» **Problem details**
Where in the data does the word "sure" appear? Find those lines and copy them.

Records drawn from a dataset:
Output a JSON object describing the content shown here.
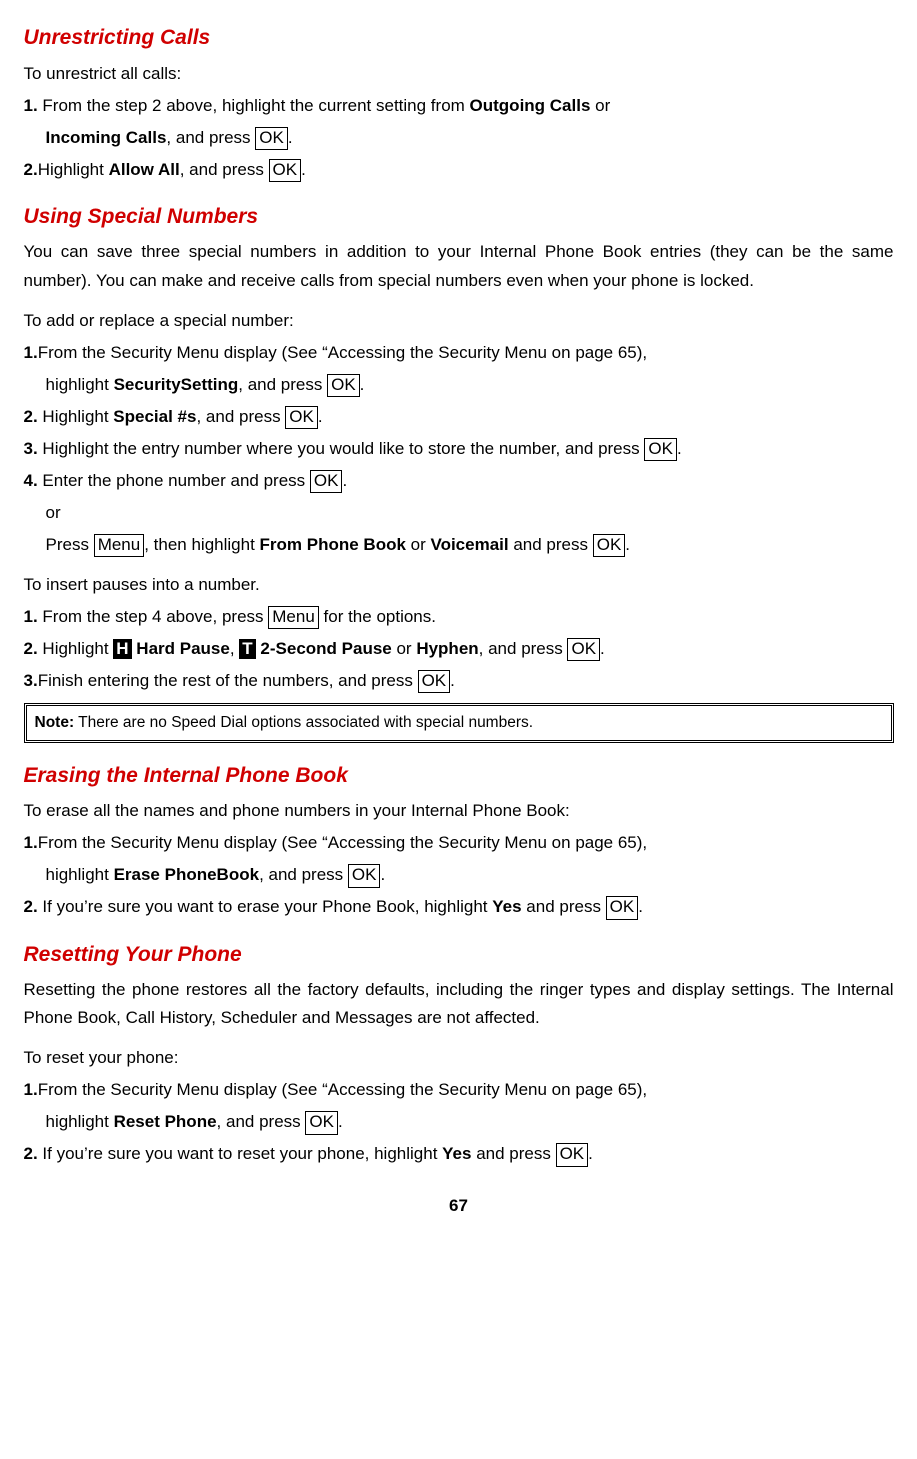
{
  "s1": {
    "heading": "Unrestricting Calls",
    "intro": "To unrestrict all calls:",
    "step1_a": "From the step 2 above, highlight the current setting from ",
    "step1_b": "Outgoing Calls",
    "step1_c": " or",
    "step1_d": "Incoming Calls",
    "step1_e": ", and press ",
    "step2_a": "Highlight ",
    "step2_b": "Allow All",
    "step2_c": ", and press "
  },
  "s2": {
    "heading": "Using Special Numbers",
    "intro": "You can save three special numbers in addition to your Internal Phone Book entries (they can be the same number). You can make and receive calls from special numbers even when your phone is locked.",
    "sub1": "To add or replace a special number:",
    "a1_a": "From the Security Menu display (See “Accessing the Security Menu on page 65),",
    "a1_b": "highlight ",
    "a1_c": "SecuritySetting",
    "a1_d": ", and press ",
    "a2_a": "Highlight ",
    "a2_b": "Special #s",
    "a2_c": ", and press ",
    "a3_a": "Highlight the entry number where you would like to store the number, and press ",
    "a4_a": "Enter the phone number and press ",
    "a4_or": "or",
    "a4_b": "Press ",
    "a4_c": ", then highlight ",
    "a4_d": "From Phone Book",
    "a4_e": " or ",
    "a4_f": "Voicemail",
    "a4_g": " and press ",
    "sub2": "To insert pauses into a number.",
    "b1_a": "From the step 4 above, press ",
    "b1_b": " for the options.",
    "b2_a": "Highlight ",
    "b2_h": "H",
    "b2_b": " Hard Pause",
    "b2_comma": ", ",
    "b2_t": "T",
    "b2_c": " 2-Second Pause",
    "b2_d": " or ",
    "b2_e": "Hyphen",
    "b2_f": ", and press ",
    "b3_a": "Finish entering the rest of the numbers, and press ",
    "note_label": "Note:",
    "note_text": " There are no Speed Dial options associated with special numbers."
  },
  "s3": {
    "heading": "Erasing the Internal Phone Book",
    "intro": "To erase all the names and phone numbers in your Internal Phone Book:",
    "a1_a": "From the Security Menu display (See “Accessing the Security Menu on page 65),",
    "a1_b": "highlight ",
    "a1_c": "Erase PhoneBook",
    "a1_d": ", and press ",
    "a2_a": "If you’re sure you want to erase your Phone Book, highlight ",
    "a2_b": "Yes",
    "a2_c": " and press "
  },
  "s4": {
    "heading": "Resetting Your Phone",
    "intro": "Resetting the phone restores all the factory defaults, including the ringer types and display settings. The Internal Phone Book, Call History, Scheduler and Messages are not affected.",
    "sub": "To reset your phone:",
    "a1_a": "From the Security Menu display (See “Accessing the Security Menu on page 65),",
    "a1_b": "highlight ",
    "a1_c": "Reset Phone",
    "a1_d": ", and press ",
    "a2_a": "If you’re sure you want to reset your phone, highlight ",
    "a2_b": "Yes",
    "a2_c": " and press "
  },
  "keys": {
    "ok": "OK",
    "menu": "Menu"
  },
  "nums": {
    "n1": "1.",
    "n2": "2.",
    "n3": "3.",
    "n4": "4."
  },
  "period": ".",
  "page": "67"
}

» **Response box**
    "a2_a": "If you’re sure you want to erase your Phone Book, highlight ",
    "a2_a": "If you’re sure you want to reset your phone, highlight ",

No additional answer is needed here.